(Web page and app entries)

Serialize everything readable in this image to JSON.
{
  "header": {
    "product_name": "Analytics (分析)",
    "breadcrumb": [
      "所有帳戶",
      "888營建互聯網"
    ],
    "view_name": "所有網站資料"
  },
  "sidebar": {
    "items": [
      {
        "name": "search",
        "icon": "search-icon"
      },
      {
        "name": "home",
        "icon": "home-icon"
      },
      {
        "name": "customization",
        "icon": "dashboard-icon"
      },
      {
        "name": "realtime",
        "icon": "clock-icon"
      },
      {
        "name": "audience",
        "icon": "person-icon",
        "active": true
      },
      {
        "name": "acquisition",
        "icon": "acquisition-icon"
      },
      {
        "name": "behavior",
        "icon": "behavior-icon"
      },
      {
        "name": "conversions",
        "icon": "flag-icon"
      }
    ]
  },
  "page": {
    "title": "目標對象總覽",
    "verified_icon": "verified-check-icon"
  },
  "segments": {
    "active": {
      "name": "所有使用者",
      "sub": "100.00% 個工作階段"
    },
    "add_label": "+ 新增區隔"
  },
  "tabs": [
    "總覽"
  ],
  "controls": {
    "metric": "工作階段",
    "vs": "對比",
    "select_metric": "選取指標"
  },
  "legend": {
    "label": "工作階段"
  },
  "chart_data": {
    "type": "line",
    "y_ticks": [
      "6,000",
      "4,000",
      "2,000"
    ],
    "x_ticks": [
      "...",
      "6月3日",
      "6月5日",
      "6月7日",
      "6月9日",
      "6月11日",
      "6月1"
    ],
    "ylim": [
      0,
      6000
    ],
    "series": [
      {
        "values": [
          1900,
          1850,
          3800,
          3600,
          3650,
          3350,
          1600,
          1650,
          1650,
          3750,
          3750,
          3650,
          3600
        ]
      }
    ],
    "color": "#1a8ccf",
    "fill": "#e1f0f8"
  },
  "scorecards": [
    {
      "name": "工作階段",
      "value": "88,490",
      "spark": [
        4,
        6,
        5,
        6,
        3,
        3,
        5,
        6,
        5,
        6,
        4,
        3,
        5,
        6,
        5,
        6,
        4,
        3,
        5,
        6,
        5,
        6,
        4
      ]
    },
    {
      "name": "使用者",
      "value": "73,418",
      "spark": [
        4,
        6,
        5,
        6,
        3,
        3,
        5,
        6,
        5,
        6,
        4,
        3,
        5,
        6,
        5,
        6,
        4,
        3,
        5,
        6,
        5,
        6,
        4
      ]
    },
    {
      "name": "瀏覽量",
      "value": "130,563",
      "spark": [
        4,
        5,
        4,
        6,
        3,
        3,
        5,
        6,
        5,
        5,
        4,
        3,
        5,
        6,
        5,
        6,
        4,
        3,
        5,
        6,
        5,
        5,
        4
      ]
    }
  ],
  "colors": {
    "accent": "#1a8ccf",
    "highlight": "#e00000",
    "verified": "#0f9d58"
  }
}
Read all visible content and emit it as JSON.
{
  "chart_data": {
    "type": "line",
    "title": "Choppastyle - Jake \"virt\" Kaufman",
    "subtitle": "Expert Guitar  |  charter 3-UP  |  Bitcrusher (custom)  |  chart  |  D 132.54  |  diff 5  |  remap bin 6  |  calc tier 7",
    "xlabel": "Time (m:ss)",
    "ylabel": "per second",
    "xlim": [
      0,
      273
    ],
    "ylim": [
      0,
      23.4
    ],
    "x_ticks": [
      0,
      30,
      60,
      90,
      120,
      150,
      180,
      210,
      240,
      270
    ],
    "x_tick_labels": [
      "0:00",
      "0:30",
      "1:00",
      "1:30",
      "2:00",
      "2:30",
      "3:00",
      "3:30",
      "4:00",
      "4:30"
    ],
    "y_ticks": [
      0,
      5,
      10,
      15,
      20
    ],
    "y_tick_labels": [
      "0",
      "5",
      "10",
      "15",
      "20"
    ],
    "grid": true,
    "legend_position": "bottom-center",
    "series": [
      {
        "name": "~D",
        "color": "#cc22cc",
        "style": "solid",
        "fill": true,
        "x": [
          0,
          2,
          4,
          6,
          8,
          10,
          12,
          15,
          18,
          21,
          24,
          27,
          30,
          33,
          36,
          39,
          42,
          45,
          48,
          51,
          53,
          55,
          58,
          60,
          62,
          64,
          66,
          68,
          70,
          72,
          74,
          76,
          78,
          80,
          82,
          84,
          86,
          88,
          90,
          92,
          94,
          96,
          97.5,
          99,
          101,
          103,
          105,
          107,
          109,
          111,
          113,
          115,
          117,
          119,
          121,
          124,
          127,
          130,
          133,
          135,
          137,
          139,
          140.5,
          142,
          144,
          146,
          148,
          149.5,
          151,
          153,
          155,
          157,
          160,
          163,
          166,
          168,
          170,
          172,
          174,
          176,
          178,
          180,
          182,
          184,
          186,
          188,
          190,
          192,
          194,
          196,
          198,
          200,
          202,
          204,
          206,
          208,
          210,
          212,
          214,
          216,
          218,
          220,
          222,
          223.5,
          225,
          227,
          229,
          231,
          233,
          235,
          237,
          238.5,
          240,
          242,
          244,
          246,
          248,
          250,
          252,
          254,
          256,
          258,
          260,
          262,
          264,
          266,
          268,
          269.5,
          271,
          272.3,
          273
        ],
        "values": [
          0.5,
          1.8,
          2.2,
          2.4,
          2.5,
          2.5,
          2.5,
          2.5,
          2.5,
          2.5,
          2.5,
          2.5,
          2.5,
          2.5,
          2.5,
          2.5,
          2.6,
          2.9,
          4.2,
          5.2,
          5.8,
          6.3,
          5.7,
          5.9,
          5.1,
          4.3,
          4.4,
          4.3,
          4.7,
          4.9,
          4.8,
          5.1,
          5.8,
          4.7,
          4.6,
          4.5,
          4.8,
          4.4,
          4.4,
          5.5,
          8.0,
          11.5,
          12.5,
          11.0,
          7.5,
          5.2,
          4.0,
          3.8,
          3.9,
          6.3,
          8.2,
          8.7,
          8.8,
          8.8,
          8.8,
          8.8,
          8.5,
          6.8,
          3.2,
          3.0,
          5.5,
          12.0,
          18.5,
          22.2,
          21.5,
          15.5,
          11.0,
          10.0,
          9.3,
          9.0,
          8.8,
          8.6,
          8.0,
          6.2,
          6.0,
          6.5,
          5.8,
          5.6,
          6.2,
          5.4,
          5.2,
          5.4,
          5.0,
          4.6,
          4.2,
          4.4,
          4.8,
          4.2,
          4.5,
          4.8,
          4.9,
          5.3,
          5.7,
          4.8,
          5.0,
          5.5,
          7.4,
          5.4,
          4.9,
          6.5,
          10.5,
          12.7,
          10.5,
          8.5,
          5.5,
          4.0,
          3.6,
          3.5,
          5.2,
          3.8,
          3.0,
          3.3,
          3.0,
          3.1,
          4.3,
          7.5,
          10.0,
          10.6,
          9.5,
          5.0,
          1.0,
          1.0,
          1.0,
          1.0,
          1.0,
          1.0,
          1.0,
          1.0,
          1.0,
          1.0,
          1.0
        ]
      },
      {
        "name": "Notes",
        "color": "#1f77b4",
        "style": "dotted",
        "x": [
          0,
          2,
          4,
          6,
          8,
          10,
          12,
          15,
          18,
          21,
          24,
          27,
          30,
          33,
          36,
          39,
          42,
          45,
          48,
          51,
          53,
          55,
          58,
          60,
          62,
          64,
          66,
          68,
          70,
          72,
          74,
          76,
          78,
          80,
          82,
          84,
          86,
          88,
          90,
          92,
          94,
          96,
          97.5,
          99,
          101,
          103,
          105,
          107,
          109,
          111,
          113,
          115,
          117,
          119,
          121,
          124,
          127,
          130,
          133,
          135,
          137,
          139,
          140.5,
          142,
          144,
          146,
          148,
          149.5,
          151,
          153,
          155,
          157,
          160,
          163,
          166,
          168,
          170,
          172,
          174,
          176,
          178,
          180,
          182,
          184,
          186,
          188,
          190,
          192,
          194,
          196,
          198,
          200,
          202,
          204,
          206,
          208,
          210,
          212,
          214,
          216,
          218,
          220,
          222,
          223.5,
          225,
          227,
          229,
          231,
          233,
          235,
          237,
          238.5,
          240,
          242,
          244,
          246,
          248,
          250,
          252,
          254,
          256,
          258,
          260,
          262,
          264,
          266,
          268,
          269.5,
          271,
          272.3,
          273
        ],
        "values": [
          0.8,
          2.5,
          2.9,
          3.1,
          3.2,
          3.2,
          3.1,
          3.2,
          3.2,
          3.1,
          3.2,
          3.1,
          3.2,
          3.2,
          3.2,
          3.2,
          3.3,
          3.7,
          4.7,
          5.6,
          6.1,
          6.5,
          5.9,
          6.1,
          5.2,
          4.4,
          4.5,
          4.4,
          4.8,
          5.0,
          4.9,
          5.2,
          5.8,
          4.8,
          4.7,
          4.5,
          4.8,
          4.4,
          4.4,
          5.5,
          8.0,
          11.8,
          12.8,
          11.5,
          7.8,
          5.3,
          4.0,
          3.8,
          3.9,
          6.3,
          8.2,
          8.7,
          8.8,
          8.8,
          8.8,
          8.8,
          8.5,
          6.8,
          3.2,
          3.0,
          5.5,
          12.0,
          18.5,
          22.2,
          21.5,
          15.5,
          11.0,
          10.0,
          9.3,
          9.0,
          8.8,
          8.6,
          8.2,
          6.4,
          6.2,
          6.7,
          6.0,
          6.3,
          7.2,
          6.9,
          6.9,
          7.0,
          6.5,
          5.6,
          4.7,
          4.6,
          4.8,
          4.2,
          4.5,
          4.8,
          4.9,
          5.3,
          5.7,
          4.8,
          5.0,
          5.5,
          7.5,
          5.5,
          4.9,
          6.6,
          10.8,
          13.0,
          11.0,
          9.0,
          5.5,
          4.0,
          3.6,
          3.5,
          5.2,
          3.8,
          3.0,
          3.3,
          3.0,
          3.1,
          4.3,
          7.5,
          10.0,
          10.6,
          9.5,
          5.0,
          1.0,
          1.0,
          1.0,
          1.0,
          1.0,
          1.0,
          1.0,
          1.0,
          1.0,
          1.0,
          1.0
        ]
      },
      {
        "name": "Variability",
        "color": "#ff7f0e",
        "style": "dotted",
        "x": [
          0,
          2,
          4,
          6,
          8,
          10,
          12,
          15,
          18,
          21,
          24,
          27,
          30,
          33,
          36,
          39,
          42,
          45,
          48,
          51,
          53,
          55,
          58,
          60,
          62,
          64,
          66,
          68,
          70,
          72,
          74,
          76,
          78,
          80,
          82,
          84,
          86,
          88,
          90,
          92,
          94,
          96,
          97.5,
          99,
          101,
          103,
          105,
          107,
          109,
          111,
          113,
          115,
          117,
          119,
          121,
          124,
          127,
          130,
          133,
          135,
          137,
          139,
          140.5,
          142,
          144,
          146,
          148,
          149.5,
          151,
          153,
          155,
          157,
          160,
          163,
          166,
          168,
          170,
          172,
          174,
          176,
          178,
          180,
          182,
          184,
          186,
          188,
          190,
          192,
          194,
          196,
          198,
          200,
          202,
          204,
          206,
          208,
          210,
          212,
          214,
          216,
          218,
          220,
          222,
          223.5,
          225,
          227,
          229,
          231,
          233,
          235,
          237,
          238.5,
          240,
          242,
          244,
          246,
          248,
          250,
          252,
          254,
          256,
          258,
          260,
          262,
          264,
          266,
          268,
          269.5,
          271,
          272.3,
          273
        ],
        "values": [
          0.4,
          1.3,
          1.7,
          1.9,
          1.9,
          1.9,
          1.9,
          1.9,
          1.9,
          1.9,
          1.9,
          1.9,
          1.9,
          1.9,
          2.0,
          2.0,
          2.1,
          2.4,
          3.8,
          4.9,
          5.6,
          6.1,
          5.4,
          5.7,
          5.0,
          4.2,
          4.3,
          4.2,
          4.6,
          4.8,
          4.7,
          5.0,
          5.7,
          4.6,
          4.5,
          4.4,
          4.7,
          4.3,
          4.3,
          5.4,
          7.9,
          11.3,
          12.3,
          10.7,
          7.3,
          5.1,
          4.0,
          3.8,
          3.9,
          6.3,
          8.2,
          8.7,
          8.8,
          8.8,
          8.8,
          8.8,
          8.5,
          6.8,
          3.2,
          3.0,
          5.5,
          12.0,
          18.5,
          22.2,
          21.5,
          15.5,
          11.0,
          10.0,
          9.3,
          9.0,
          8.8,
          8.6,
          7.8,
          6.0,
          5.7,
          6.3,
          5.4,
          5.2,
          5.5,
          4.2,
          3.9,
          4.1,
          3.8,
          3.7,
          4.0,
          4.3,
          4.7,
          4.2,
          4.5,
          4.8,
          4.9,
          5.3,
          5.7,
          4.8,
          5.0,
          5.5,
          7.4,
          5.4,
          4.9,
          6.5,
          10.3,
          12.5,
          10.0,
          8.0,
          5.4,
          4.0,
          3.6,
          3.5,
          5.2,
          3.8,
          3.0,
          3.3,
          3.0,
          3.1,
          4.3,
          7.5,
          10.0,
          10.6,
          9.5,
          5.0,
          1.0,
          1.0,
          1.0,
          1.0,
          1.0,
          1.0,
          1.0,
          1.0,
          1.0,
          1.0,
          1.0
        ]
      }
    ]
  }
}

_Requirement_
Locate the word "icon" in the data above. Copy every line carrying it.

_Result_
        "icon": "search-icon"
        "icon": "home-icon"
        "icon": "dashboard-icon"
        "icon": "clock-icon"
        "icon": "person-icon",
        "icon": "acquisition-icon"
        "icon": "behavior-icon"
        "icon": "flag-icon"
    "verified_icon": "verified-check-icon"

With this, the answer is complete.